When the string "Unlimited" appears in a line of the records, show the whole line.

Top of Provided data

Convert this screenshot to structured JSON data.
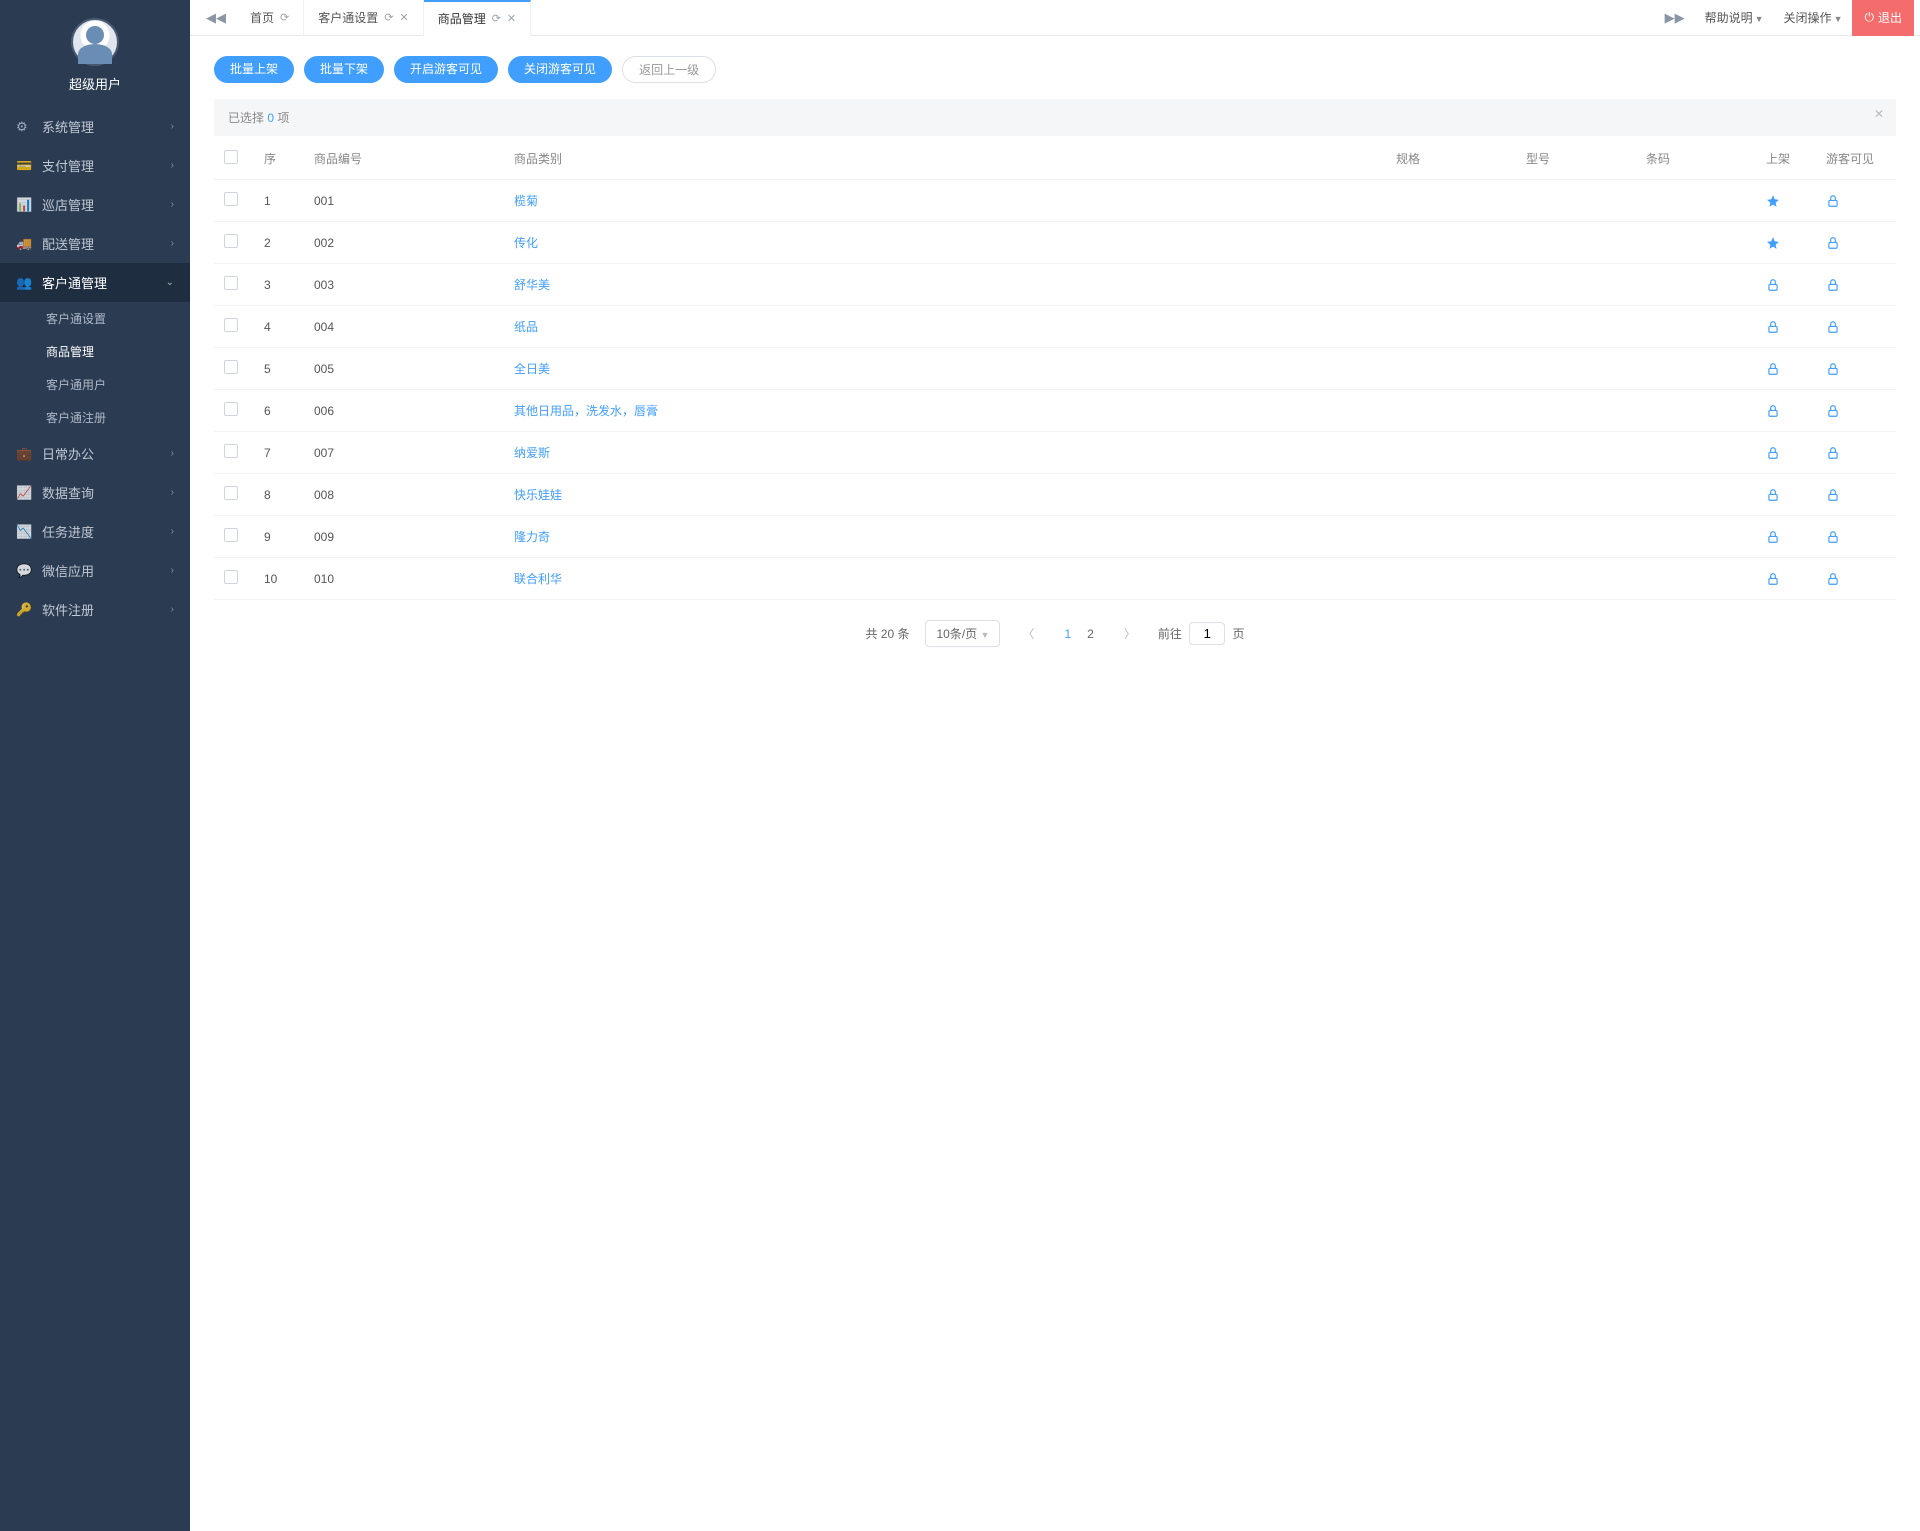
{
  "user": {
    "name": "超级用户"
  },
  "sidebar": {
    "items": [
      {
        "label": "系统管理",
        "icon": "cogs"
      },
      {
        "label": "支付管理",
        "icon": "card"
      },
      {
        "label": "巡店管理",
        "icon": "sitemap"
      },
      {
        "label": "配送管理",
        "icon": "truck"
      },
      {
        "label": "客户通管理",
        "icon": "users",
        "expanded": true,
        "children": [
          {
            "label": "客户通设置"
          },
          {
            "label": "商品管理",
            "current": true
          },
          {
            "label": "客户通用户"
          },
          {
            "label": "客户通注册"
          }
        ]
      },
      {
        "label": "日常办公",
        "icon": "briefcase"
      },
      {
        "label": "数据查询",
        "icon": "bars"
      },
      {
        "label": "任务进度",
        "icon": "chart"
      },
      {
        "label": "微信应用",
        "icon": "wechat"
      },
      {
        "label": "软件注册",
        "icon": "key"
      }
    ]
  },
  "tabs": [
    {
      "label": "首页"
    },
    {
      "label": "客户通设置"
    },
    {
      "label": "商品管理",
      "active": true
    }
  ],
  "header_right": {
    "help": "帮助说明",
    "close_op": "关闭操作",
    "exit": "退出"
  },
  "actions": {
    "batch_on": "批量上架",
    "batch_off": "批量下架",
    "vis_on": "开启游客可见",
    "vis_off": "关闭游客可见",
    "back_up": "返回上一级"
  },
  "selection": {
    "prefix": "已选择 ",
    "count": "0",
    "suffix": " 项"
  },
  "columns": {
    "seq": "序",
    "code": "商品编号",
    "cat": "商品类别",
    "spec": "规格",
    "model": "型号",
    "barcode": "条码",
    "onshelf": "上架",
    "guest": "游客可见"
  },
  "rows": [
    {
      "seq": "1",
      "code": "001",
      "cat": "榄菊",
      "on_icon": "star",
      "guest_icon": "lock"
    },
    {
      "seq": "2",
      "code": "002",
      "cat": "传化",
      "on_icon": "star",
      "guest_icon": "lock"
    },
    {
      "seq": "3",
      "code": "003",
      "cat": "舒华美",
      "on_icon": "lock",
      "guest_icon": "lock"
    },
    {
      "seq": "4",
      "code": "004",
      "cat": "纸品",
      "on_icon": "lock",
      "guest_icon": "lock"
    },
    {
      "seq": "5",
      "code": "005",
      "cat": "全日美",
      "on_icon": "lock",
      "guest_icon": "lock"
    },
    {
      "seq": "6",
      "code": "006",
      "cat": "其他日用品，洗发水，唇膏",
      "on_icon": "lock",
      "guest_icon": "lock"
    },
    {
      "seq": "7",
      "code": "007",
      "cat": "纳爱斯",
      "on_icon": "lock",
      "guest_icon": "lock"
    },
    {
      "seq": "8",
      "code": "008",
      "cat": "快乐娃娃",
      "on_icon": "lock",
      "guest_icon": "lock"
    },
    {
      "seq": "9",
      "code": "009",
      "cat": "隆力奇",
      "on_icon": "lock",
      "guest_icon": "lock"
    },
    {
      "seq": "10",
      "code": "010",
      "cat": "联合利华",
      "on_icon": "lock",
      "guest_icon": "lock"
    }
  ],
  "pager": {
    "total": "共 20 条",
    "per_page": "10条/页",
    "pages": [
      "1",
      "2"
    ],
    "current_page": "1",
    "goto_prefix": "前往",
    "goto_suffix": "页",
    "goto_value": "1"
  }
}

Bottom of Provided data
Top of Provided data

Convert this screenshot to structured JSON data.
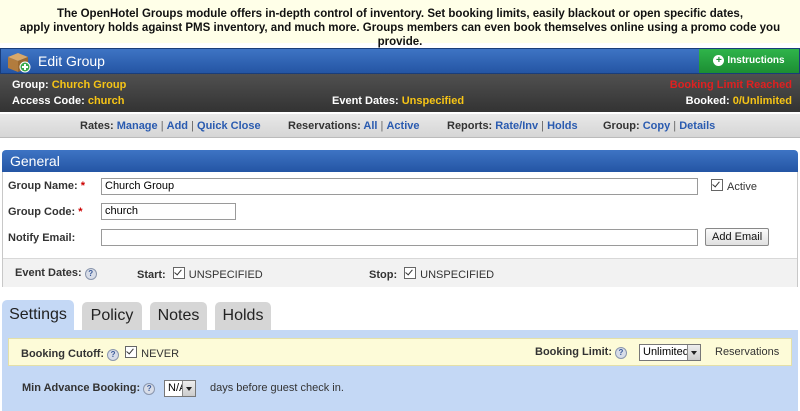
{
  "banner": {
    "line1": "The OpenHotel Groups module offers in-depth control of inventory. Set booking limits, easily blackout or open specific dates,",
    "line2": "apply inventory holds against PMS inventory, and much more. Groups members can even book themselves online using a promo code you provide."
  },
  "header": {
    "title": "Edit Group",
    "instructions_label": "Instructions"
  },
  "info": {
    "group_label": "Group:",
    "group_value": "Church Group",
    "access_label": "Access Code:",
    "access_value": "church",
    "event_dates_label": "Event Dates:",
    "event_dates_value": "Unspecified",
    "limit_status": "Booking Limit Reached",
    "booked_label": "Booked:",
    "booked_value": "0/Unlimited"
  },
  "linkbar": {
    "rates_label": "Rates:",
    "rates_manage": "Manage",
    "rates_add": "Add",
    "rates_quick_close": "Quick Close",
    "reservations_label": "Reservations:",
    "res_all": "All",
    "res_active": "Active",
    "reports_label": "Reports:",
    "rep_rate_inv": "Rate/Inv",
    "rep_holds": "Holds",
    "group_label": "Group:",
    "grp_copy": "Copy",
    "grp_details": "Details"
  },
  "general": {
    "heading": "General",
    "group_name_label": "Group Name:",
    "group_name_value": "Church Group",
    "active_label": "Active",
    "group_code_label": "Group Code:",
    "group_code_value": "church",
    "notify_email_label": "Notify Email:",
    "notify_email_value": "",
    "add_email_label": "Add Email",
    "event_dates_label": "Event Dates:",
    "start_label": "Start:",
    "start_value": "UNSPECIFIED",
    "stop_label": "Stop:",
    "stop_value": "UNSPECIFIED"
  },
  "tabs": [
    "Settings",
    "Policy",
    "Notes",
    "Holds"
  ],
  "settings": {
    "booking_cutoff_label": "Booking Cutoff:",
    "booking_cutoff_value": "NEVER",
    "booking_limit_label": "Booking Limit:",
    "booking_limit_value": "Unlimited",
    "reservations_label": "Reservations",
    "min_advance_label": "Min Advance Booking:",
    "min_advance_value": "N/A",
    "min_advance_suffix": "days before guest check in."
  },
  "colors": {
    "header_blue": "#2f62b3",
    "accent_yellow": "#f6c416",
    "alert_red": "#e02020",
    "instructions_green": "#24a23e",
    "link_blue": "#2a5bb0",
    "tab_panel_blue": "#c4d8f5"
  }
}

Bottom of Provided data

Response box:
    "booked_value": "0/Unlimited"
    "booking_limit_value": "Unlimited",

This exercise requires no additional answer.